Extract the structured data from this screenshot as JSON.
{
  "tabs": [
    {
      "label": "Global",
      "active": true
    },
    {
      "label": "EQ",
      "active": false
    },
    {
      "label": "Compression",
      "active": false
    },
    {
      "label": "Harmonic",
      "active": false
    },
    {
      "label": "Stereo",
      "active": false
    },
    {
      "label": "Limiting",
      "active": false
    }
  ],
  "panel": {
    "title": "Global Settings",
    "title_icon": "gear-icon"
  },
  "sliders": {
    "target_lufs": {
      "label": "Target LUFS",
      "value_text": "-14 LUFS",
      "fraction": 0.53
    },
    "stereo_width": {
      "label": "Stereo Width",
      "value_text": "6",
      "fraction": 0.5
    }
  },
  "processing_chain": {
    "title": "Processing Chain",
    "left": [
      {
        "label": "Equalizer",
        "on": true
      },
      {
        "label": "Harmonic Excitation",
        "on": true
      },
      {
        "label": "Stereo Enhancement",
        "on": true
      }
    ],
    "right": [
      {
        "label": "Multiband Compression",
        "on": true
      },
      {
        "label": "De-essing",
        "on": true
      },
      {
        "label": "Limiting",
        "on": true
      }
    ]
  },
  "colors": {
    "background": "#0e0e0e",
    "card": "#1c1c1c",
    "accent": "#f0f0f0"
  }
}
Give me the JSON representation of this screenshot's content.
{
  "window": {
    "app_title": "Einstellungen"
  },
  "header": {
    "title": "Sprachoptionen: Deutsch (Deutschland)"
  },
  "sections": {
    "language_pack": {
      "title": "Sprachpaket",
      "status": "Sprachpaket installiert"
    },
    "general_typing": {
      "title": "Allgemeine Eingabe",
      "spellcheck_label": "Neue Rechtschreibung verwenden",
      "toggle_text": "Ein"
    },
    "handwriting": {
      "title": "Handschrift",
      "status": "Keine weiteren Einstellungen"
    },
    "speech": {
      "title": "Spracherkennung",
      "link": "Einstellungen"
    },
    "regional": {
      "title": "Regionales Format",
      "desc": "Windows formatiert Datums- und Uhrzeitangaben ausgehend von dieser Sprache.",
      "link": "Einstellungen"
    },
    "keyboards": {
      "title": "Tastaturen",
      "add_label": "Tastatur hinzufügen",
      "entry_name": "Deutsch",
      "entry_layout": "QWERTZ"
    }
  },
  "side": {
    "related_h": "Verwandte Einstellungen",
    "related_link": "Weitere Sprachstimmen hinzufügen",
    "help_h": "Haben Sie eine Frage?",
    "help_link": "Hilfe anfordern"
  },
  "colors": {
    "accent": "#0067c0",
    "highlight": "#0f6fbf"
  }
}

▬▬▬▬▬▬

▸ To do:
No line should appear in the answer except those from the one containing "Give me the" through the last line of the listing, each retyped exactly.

▸ Output of the exercise:
Give me the JSON representation of this screenshot's content.
{
  "window": {
    "app_title": "Einstellungen"
  },
  "header": {
    "title": "Sprachoptionen: Deutsch (Deutschland)"
  },
  "sections": {
    "language_pack": {
      "title": "Sprachpaket",
      "status": "Sprachpaket installiert"
    },
    "general_typing": {
      "title": "Allgemeine Eingabe",
      "spellcheck_label": "Neue Rechtschreibung verwenden",
      "toggle_text": "Ein"
    },
    "handwriting": {
      "title": "Handschrift",
      "status": "Keine weiteren Einstellungen"
    },
    "speech": {
      "title": "Spracherkennung",
      "link": "Einstellungen"
    },
    "regional": {
      "title": "Regionales Format",
      "desc": "Windows formatiert Datums- und Uhrzeitangaben ausgehend von dieser Sprache.",
      "link": "Einstellungen"
    },
    "keyboards": {
      "title": "Tastaturen",
      "add_label": "Tastatur hinzufügen",
      "entry_name": "Deutsch",
      "entry_layout": "QWERTZ"
    }
  },
  "side": {
    "related_h": "Verwandte Einstellungen",
    "related_link": "Weitere Sprachstimmen hinzufügen",
    "help_h": "Haben Sie eine Frage?",
    "help_link": "Hilfe anfordern"
  },
  "colors": {
    "accent": "#0067c0",
    "highlight": "#0f6fbf"
  }
}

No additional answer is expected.